Morgan: It comes down to how willing traditional creative advertising agencies are to change. I don’t think the answer is startups in the ad tech space. There’s some really interesting stuff going on in artificial intelligence, the idea of using data to predict what customers–will do, will want, will buy and I think agencies who invest in that space will do very, very well. Ad agencies are starting to get it, and I reckon in five years we’ll see a very different landscape. Ad agencies will always have creativity at their center. What they need to do at the moment and are starting to do is use technology as it moves and changes to augment, modify, and make that creativity interesting.

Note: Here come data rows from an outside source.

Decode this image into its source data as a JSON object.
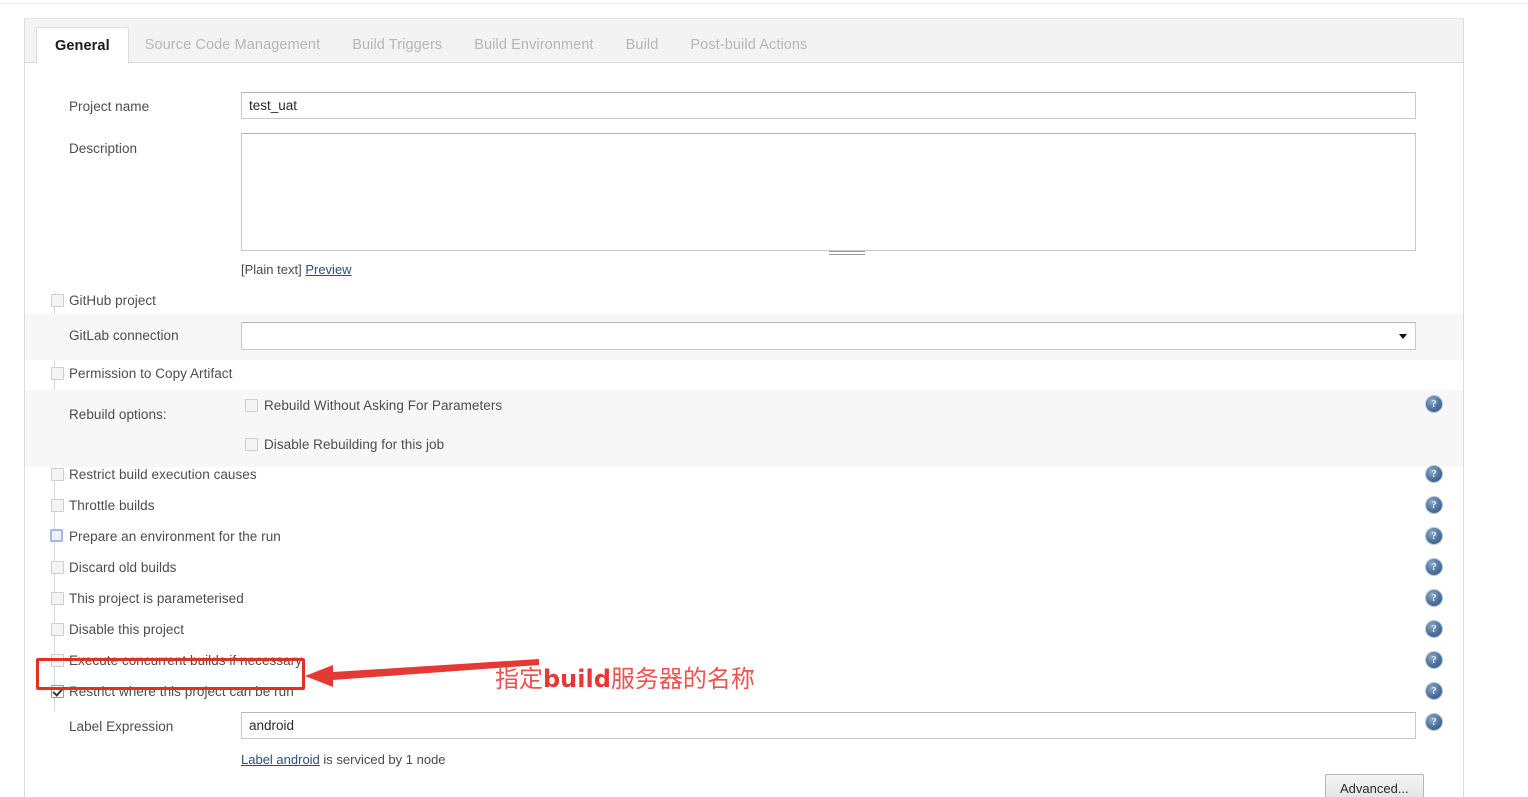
{
  "tabs": [
    {
      "label": "General",
      "active": true
    },
    {
      "label": "Source Code Management",
      "active": false
    },
    {
      "label": "Build Triggers",
      "active": false
    },
    {
      "label": "Build Environment",
      "active": false
    },
    {
      "label": "Build",
      "active": false
    },
    {
      "label": "Post-build Actions",
      "active": false
    }
  ],
  "form": {
    "project_name": {
      "label": "Project name",
      "value": "test_uat",
      "placeholder": ""
    },
    "description": {
      "label": "Description",
      "value": "",
      "placeholder": "",
      "plain_text": "[Plain text]",
      "preview_link": "Preview"
    },
    "github_project": {
      "label": "GitHub project",
      "checked": false
    },
    "gitlab_connection": {
      "label": "GitLab connection",
      "value": "",
      "arrow": "chevron-down-icon"
    },
    "permission_copy_artifact": {
      "label": "Permission to Copy Artifact",
      "checked": false
    },
    "rebuild_options": {
      "label": "Rebuild options:",
      "items": [
        {
          "label": "Rebuild Without Asking For Parameters",
          "checked": false
        },
        {
          "label": "Disable Rebuilding for this job",
          "checked": false
        }
      ]
    },
    "options": [
      {
        "label": "Restrict build execution causes",
        "checked": false,
        "state": "pale"
      },
      {
        "label": "Throttle builds",
        "checked": false,
        "state": "pale"
      },
      {
        "label": "Prepare an environment for the run",
        "checked": false,
        "state": "focus"
      },
      {
        "label": "Discard old builds",
        "checked": false,
        "state": "pale"
      },
      {
        "label": "This project is parameterised",
        "checked": false,
        "state": "pale"
      },
      {
        "label": "Disable this project",
        "checked": false,
        "state": "pale"
      },
      {
        "label": "Execute concurrent builds if necessary",
        "checked": false,
        "state": "pale"
      },
      {
        "label": "Restrict where this project can be run",
        "checked": true,
        "state": "checked"
      }
    ],
    "label_expression": {
      "label": "Label Expression",
      "value": "android",
      "note_link": "Label android",
      "note_rest": " is serviced by 1 node"
    },
    "advanced_button": "Advanced..."
  },
  "annotation": {
    "text_prefix": "指定",
    "text_bold": "build",
    "text_suffix": "服务器的名称",
    "box_color": "#e03124",
    "arrow_color": "#e53935",
    "text_color": "#ef5350"
  },
  "icons": {
    "help": "help-icon"
  }
}
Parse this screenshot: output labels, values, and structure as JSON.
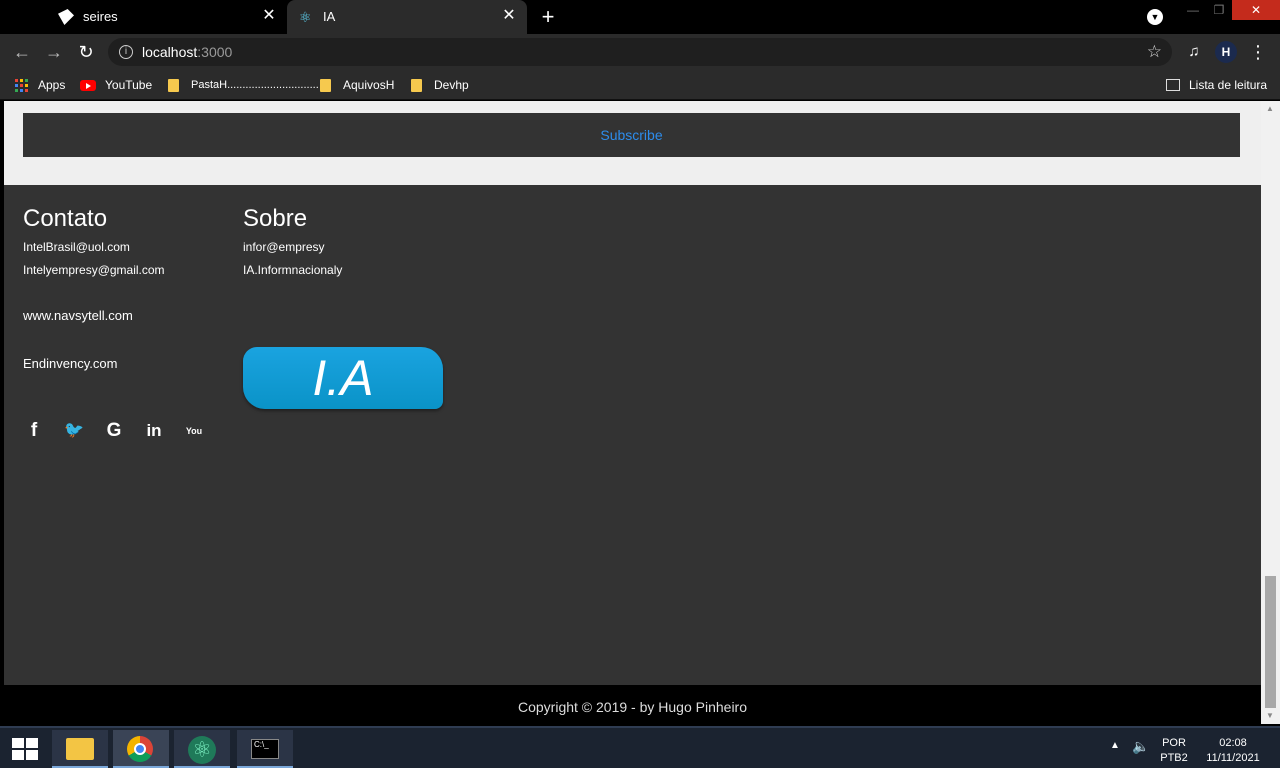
{
  "browser": {
    "tabs": [
      {
        "title": "seires",
        "active": false
      },
      {
        "title": "IA",
        "active": true
      }
    ],
    "new_tab_label": "+",
    "url": {
      "host": "localhost",
      "port": ":3000"
    },
    "bookmarks": [
      {
        "label": "Apps",
        "icon": "apps-grid-icon"
      },
      {
        "label": "YouTube",
        "icon": "youtube-icon"
      },
      {
        "label": "PastaH..............................",
        "icon": "folder-icon"
      },
      {
        "label": "AquivosH",
        "icon": "folder-icon"
      },
      {
        "label": "Devhp",
        "icon": "folder-icon"
      }
    ],
    "reading_list_label": "Lista de leitura",
    "profile_initial": "H"
  },
  "page": {
    "subscribe_label": "Subscribe",
    "contato": {
      "title": "Contato",
      "emails": [
        "IntelBrasil@uol.com",
        "Intelyempresy@gmail.com"
      ],
      "links": [
        "www.navsytell.com",
        "Endinvency.com"
      ]
    },
    "sobre": {
      "title": "Sobre",
      "items": [
        "infor@empresy",
        "IA.Informnacionaly"
      ],
      "logo_text": "I.A"
    },
    "social": [
      {
        "name": "facebook-icon",
        "glyph": "f"
      },
      {
        "name": "twitter-icon",
        "glyph": "🐦"
      },
      {
        "name": "google-icon",
        "glyph": "G"
      },
      {
        "name": "linkedin-icon",
        "glyph": "in"
      },
      {
        "name": "youtube-icon",
        "glyph": "You"
      }
    ],
    "copyright": "Copyright © 2019 - by Hugo Pinheiro"
  },
  "taskbar": {
    "language": "POR",
    "layout": "PTB2",
    "time": "02:08",
    "date": "11/11/2021"
  },
  "colors": {
    "accent_link": "#2d8ceb",
    "footer_bg": "#333333",
    "logo_blue": "#0a93c7"
  }
}
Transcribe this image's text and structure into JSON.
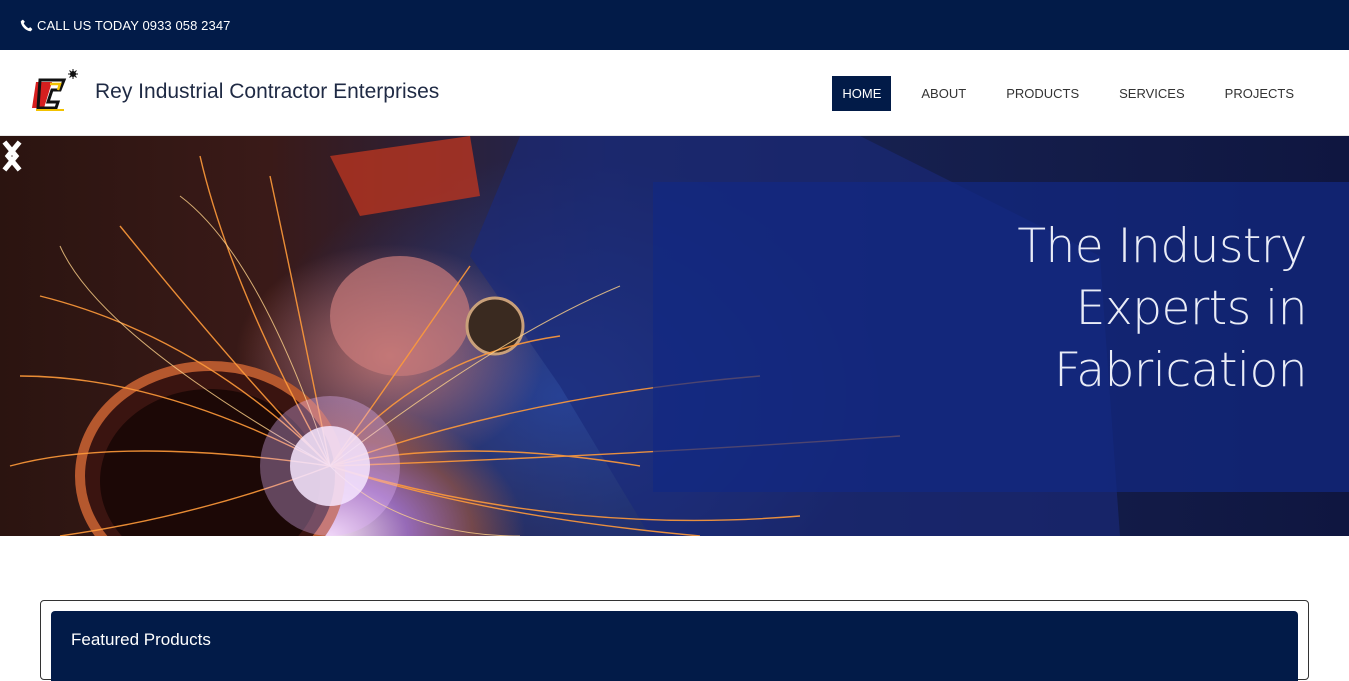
{
  "topbar": {
    "phone_text": "CALL US TODAY 0933 058 2347",
    "icon": "phone-icon"
  },
  "header": {
    "brand_name": "Rey Industrial Contractor Enterprises",
    "logo_icon": "rice-logo"
  },
  "nav": {
    "items": [
      {
        "label": "HOME",
        "active": true
      },
      {
        "label": "ABOUT",
        "active": false
      },
      {
        "label": "PRODUCTS",
        "active": false
      },
      {
        "label": "SERVICES",
        "active": false
      },
      {
        "label": "PROJECTS",
        "active": false
      }
    ]
  },
  "hero": {
    "line1": "The Industry",
    "line2": "Experts in",
    "line3": "Fabrication",
    "prev_icon": "chevron-left-icon",
    "next_icon": "chevron-right-icon"
  },
  "featured": {
    "title": "Featured Products"
  },
  "colors": {
    "brand_navy": "#021b48",
    "panel_blue": "#12288280",
    "white": "#ffffff"
  }
}
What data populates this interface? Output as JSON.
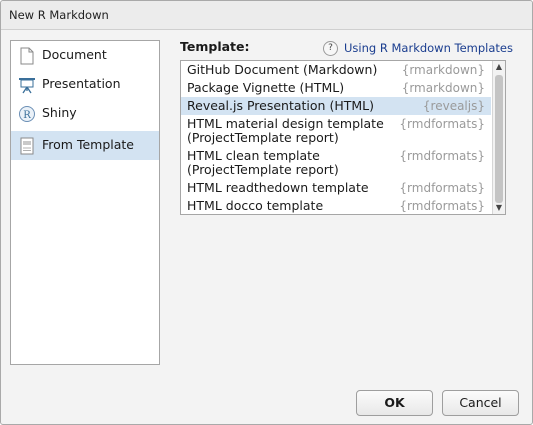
{
  "window": {
    "title": "New R Markdown"
  },
  "sidebar": {
    "items": [
      {
        "label": "Document",
        "icon": "document-icon",
        "selected": false
      },
      {
        "label": "Presentation",
        "icon": "presentation-icon",
        "selected": false
      },
      {
        "label": "Shiny",
        "icon": "shiny-icon",
        "selected": false
      },
      {
        "label": "From Template",
        "icon": "template-icon",
        "selected": true
      }
    ]
  },
  "template_panel": {
    "label": "Template:",
    "help_link": "Using R Markdown Templates",
    "help_icon": "?",
    "templates": [
      {
        "name": "GitHub Document (Markdown)",
        "package": "{rmarkdown}",
        "selected": false
      },
      {
        "name": "Package Vignette (HTML)",
        "package": "{rmarkdown}",
        "selected": false
      },
      {
        "name": "Reveal.js Presentation (HTML)",
        "package": "{revealjs}",
        "selected": true
      },
      {
        "name": "HTML material design template (ProjectTemplate report)",
        "package": "{rmdformats}",
        "selected": false
      },
      {
        "name": "HTML clean template (ProjectTemplate report)",
        "package": "{rmdformats}",
        "selected": false
      },
      {
        "name": "HTML readthedown template",
        "package": "{rmdformats}",
        "selected": false
      },
      {
        "name": "HTML docco template",
        "package": "{rmdformats}",
        "selected": false
      }
    ]
  },
  "buttons": {
    "ok": "OK",
    "cancel": "Cancel"
  },
  "colors": {
    "selection": "#d3e3f2",
    "link": "#1a3d8f",
    "package_text": "#9a9a9a"
  }
}
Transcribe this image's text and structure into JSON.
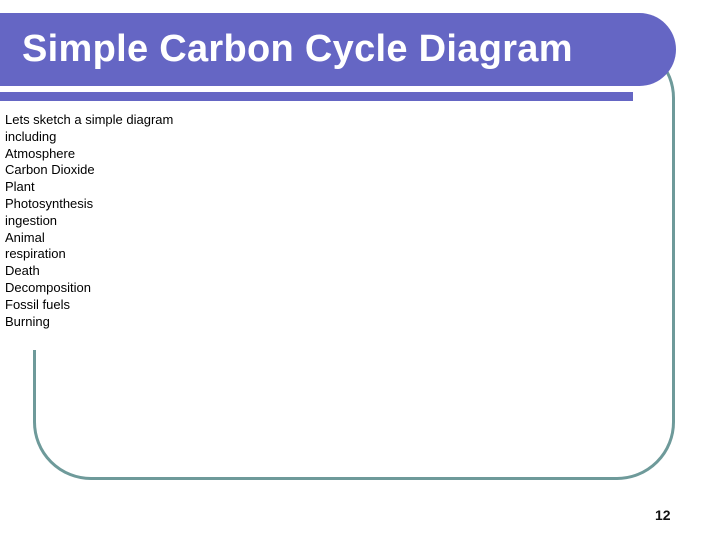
{
  "slide": {
    "title": "Simple Carbon Cycle Diagram",
    "page_number": "12",
    "colors": {
      "title_banner": "#6566C4",
      "title_text": "#FFFFFF",
      "frame_border": "#6E9A9A",
      "body_text": "#000000",
      "background": "#FFFFFF"
    },
    "body_lines": [
      "Lets sketch a simple diagram",
      "including",
      "Atmosphere",
      "Carbon Dioxide",
      "Plant",
      "Photosynthesis",
      "ingestion",
      "Animal",
      "respiration",
      "Death",
      "Decomposition",
      "Fossil fuels",
      "Burning"
    ]
  }
}
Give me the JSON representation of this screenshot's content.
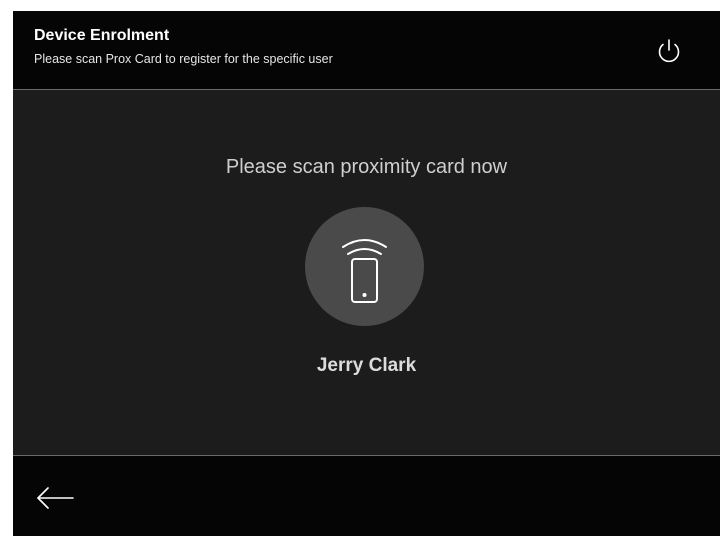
{
  "header": {
    "title": "Device Enrolment",
    "subtitle": "Please scan Prox Card to register for the specific user",
    "power_icon": "power-icon"
  },
  "main": {
    "instruction": "Please scan proximity card now",
    "scan_icon": "proximity-card-scan-icon",
    "user_name": "Jerry Clark"
  },
  "footer": {
    "back_icon": "back-arrow-icon"
  },
  "colors": {
    "header_bg": "#050505",
    "main_bg": "#1c1c1c",
    "icon_circle": "#4a4a4a",
    "text_primary": "#ffffff",
    "text_secondary": "#cfcfcf"
  }
}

I’ve never seen any kind of technology company move into and do well in the creative space. Creative can move into the tech space and do well; it just takes some bit of time.
Scheideler: I believe we will see more brands develop their own products and services with the creative agency as an utmost brand exercise. It brings us all the way back to the initial brand strategy and positioning. How do we talk about ourselves? How do we interact with our customers? It’s kind of like the gift that keeps on giving, because it helps the whole brand and it’s not just about a weirdo innovation project that’s happening on the side.
Alshuler: Data science is rooted in everything we do. That’s going to continue for us and it’s a really strong foundation. It allows for future growth. Brands are looking for agencies that come to them with brilliant ideas rooted in insights and data. We have that history and so we have a great opportunity in front of us.
Bonifacino: I see brands discovering what it means to take ownership of their behavioral data and going direct to vendors to get it themselves through a subscription as a service type of tool—a DMP or Data Management Platform– that allows them to acquire rights to see their data. It’s a technology to help glue the online and offline customer connection. How brands use this data in partnership with their creative agency remains to be seen.
Morley: Brand storytelling is the way to go. The creative agency is in the best position to lead the way. I go back to what the company does, how they do it, what’s important. I call this the Golden Pyramid.
Over and above everything else is, why does it matter? Why does your product matter? If you can’t explain that, you can’t tell a story. The creative solution whether or not there is a technology component will flow from the brand story.
Pardes: I see creative agencies bringing in people who can develop technologies for them. They are hiring full-time software geeks as I like to call them. They bring a whole new wealth of knowledge to the agency world. I’ve also noticed startups coming to market just like my own Agency Geek service which just launched this month. There are other people like me still in the agency world who want to break off on their own.
Solution providers will continue to develop products specifically for the Ad, PR and digital marketing agency world. That’s a relatively new thing within the past year. As such, the future for the traditional creative advertising agencies that can adapt to these changes is bright and good for the brand clients and consumers.